• WORK ITEM
The lines to copy from the listing below are those that contain the string "chevron".

• DATA UNDER STUDY
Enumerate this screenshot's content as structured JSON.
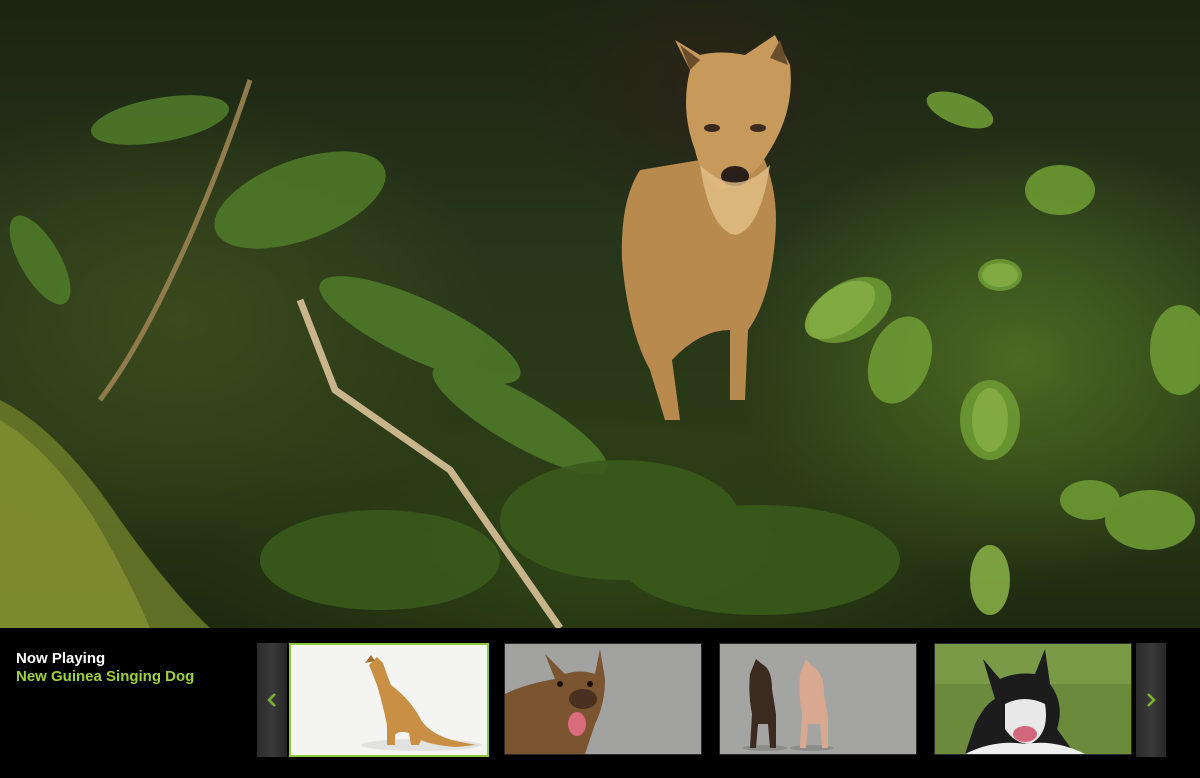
{
  "now_playing": {
    "label": "Now Playing",
    "title": "New Guinea Singing Dog"
  },
  "carousel": {
    "prev_icon": "chevron-left-icon",
    "next_icon": "chevron-right-icon",
    "thumbnails": [
      {
        "subject": "singing-dog-howling",
        "active": true
      },
      {
        "subject": "dog-panting-portrait",
        "active": false
      },
      {
        "subject": "two-dogs-standing",
        "active": false
      },
      {
        "subject": "black-white-dog-on-grass",
        "active": false
      }
    ]
  },
  "colors": {
    "accent": "#9fd13a",
    "active_border": "#8fc63a",
    "bar_background": "#000000"
  }
}
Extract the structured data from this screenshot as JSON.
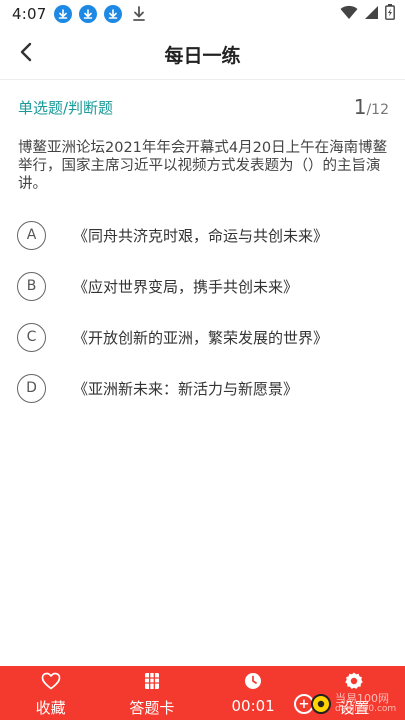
{
  "status_bar": {
    "time": "4:07",
    "icons": [
      "download-badge-icon",
      "download-badge-icon",
      "download-badge-icon",
      "download-icon",
      "wifi-icon",
      "signal-icon",
      "battery-icon"
    ]
  },
  "header": {
    "back_icon": "chevron-left-icon",
    "title": "每日一练"
  },
  "question": {
    "type_label": "单选题/判断题",
    "current": "1",
    "total": "/12",
    "text": "博鳌亚洲论坛2021年年会开幕式4月20日上午在海南博鳌举行，国家主席习近平以视频方式发表题为（）的主旨演讲。",
    "options": [
      {
        "letter": "A",
        "text": "《同舟共济克时艰，命运与共创未来》"
      },
      {
        "letter": "B",
        "text": "《应对世界变局，携手共创未来》"
      },
      {
        "letter": "C",
        "text": "《开放创新的亚洲，繁荣发展的世界》"
      },
      {
        "letter": "D",
        "text": "《亚洲新未来：新活力与新愿景》"
      }
    ]
  },
  "bottom_bar": {
    "background": "#f4392e",
    "tabs": [
      {
        "icon": "heart-icon",
        "label": "收藏"
      },
      {
        "icon": "answer-card-icon",
        "label": "答题卡"
      },
      {
        "icon": "clock-icon",
        "label": "00:01"
      },
      {
        "icon": "settings-gear-icon",
        "label": "设置"
      }
    ]
  },
  "watermark": {
    "line1": "当易100网",
    "line2": "danji100.com"
  },
  "colors": {
    "accent_teal": "#1a9a9a",
    "brand_red": "#f4392e",
    "status_blue": "#1e88e5"
  }
}
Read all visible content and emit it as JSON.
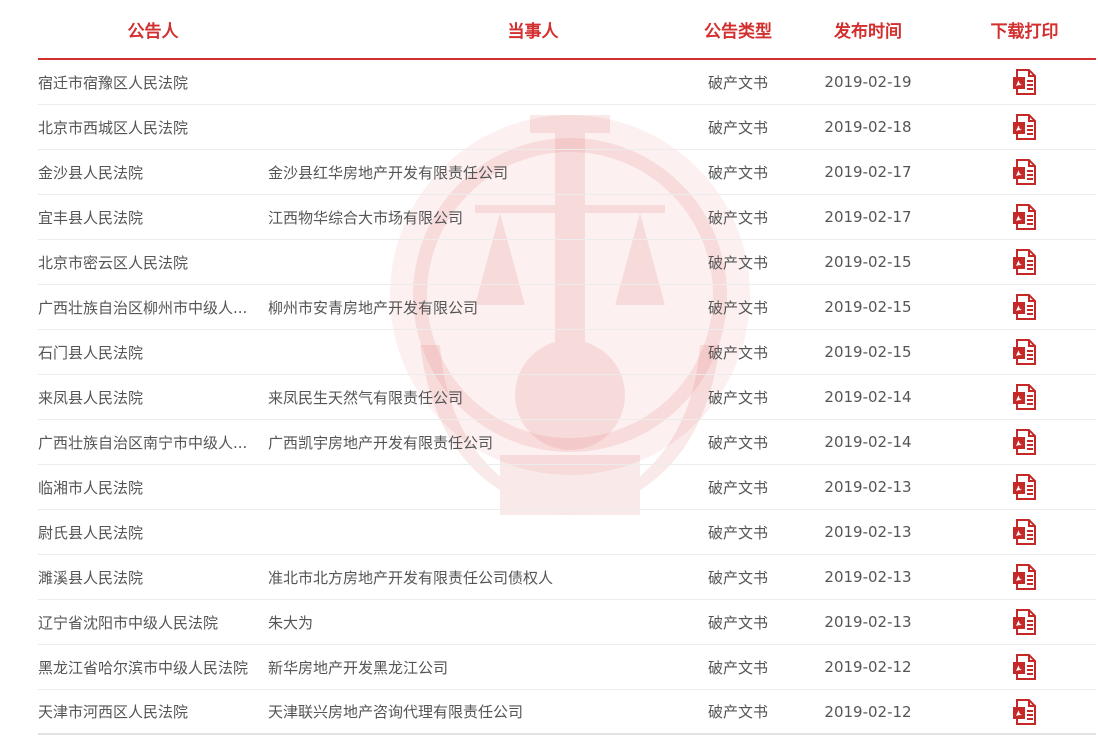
{
  "headers": {
    "court": "公告人",
    "party": "当事人",
    "type": "公告类型",
    "date": "发布时间",
    "download": "下载打印"
  },
  "rows": [
    {
      "court": "宿迁市宿豫区人民法院",
      "party": "",
      "type": "破产文书",
      "date": "2019-02-19",
      "icon": "pdf-icon"
    },
    {
      "court": "北京市西城区人民法院",
      "party": "",
      "type": "破产文书",
      "date": "2019-02-18",
      "icon": "pdf-icon"
    },
    {
      "court": "金沙县人民法院",
      "party": "金沙县红华房地产开发有限责任公司",
      "type": "破产文书",
      "date": "2019-02-17",
      "icon": "pdf-icon"
    },
    {
      "court": "宜丰县人民法院",
      "party": "江西物华综合大市场有限公司",
      "type": "破产文书",
      "date": "2019-02-17",
      "icon": "pdf-icon"
    },
    {
      "court": "北京市密云区人民法院",
      "party": "",
      "type": "破产文书",
      "date": "2019-02-15",
      "icon": "pdf-icon"
    },
    {
      "court": "广西壮族自治区柳州市中级人...",
      "party": "柳州市安青房地产开发有限公司",
      "type": "破产文书",
      "date": "2019-02-15",
      "icon": "pdf-icon"
    },
    {
      "court": "石门县人民法院",
      "party": "",
      "type": "破产文书",
      "date": "2019-02-15",
      "icon": "pdf-icon"
    },
    {
      "court": "来凤县人民法院",
      "party": "来凤民生天然气有限责任公司",
      "type": "破产文书",
      "date": "2019-02-14",
      "icon": "pdf-icon"
    },
    {
      "court": "广西壮族自治区南宁市中级人...",
      "party": "广西凯宇房地产开发有限责任公司",
      "type": "破产文书",
      "date": "2019-02-14",
      "icon": "pdf-icon"
    },
    {
      "court": "临湘市人民法院",
      "party": "",
      "type": "破产文书",
      "date": "2019-02-13",
      "icon": "pdf-icon"
    },
    {
      "court": "尉氏县人民法院",
      "party": "",
      "type": "破产文书",
      "date": "2019-02-13",
      "icon": "pdf-icon"
    },
    {
      "court": "濉溪县人民法院",
      "party": "准北市北方房地产开发有限责任公司债权人",
      "type": "破产文书",
      "date": "2019-02-13",
      "icon": "pdf-icon"
    },
    {
      "court": "辽宁省沈阳市中级人民法院",
      "party": "朱大为",
      "type": "破产文书",
      "date": "2019-02-13",
      "icon": "pdf-icon"
    },
    {
      "court": "黑龙江省哈尔滨市中级人民法院",
      "party": "新华房地产开发黑龙江公司",
      "type": "破产文书",
      "date": "2019-02-12",
      "icon": "pdf-icon"
    },
    {
      "court": "天津市河西区人民法院",
      "party": "天津联兴房地产咨询代理有限责任公司",
      "type": "破产文书",
      "date": "2019-02-12",
      "icon": "pdf-icon"
    }
  ],
  "colors": {
    "accent": "#d32f2f",
    "text": "#555555",
    "divider": "#ececec"
  }
}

• WORKED SOLUTION
    "prev_icon": "chevron-left-icon",
    "next_icon": "chevron-right-icon",
    "back_icon": "chevron-left-icon",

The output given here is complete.